ACTION ITEM: Filter the records, keeping every line that has the string "this".
RECORD EXCERPTS: Begin
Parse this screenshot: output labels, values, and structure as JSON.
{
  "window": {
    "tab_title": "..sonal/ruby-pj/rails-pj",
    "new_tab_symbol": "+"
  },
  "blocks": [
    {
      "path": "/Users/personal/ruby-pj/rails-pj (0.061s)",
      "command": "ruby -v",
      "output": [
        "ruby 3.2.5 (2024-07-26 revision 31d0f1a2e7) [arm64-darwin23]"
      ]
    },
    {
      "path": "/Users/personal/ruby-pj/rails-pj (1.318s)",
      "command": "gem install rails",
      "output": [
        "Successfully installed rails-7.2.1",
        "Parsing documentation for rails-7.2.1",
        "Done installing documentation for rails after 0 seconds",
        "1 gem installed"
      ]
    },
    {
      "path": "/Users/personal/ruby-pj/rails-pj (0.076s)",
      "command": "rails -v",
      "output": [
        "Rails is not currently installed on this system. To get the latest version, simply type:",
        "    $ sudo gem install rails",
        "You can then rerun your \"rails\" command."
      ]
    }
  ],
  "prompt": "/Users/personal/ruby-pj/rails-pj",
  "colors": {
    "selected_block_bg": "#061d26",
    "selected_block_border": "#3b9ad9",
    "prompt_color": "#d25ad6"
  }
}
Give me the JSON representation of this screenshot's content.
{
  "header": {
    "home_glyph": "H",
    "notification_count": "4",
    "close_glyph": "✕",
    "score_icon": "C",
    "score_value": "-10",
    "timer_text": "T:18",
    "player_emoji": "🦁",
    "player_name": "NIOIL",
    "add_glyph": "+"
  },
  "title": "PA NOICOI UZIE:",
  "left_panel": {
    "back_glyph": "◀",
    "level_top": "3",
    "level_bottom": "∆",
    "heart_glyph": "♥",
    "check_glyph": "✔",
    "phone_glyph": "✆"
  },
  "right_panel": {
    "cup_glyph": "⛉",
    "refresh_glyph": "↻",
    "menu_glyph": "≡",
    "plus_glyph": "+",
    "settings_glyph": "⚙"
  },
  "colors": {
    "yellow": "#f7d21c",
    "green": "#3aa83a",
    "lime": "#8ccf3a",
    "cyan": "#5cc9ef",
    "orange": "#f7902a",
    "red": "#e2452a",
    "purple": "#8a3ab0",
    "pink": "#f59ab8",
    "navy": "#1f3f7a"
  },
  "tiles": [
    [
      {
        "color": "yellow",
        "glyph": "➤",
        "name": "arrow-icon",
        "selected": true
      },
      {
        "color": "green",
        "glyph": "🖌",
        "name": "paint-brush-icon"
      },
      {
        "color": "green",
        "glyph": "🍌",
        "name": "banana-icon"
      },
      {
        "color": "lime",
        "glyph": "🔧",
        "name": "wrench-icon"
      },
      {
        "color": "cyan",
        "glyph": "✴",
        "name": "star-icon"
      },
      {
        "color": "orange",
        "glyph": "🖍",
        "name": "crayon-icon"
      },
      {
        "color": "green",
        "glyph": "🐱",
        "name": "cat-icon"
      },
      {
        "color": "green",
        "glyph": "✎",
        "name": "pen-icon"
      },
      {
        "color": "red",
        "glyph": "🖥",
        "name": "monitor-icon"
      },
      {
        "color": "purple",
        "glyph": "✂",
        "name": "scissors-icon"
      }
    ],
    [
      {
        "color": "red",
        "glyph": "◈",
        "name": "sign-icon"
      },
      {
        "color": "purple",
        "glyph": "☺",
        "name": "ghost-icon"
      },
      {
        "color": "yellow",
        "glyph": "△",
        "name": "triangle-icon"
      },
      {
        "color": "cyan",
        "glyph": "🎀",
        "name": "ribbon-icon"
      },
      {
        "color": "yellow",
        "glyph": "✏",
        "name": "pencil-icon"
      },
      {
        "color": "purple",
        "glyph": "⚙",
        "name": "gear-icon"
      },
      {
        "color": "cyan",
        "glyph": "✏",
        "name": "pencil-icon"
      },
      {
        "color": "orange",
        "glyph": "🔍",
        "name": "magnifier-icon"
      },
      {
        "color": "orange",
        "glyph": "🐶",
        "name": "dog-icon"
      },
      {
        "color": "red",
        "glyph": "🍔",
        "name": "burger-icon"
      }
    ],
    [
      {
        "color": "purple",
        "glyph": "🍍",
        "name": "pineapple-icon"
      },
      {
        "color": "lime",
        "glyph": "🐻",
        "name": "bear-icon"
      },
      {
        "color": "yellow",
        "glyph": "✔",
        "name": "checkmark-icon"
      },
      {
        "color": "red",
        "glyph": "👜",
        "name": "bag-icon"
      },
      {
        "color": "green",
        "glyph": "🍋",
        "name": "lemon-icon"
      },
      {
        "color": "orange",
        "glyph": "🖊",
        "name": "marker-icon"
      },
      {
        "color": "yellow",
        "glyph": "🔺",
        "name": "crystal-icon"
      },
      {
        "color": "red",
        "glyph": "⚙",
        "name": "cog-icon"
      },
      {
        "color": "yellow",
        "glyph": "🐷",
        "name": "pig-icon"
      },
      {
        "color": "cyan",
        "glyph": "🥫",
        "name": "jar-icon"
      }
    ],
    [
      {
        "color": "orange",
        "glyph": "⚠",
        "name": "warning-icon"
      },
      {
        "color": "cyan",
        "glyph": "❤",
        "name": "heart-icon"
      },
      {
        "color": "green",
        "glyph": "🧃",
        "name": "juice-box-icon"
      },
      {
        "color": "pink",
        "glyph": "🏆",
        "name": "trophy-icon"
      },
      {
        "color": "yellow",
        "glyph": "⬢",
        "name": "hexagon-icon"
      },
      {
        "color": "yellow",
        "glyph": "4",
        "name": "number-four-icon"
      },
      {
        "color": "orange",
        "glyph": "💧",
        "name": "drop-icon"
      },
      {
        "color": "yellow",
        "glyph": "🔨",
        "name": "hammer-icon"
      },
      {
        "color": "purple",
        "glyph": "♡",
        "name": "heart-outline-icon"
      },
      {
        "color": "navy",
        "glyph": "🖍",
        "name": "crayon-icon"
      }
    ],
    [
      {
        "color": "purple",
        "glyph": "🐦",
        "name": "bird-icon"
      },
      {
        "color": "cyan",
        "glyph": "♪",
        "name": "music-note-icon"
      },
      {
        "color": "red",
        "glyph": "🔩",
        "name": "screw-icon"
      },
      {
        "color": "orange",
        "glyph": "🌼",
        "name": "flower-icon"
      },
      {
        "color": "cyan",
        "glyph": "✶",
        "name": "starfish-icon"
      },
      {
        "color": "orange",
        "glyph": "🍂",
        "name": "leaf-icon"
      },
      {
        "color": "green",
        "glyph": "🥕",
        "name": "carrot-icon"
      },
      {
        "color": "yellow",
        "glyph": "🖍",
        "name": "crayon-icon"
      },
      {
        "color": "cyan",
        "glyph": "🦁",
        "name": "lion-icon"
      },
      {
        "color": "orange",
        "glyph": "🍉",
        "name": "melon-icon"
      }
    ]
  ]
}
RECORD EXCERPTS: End
EXERCISE ANSWER:
Parse this screenshot: output labels, values, and structure as JSON.
        "Rails is not currently installed on this system. To get the latest version, simply type:",
Give me the JSON representation of this screenshot's content.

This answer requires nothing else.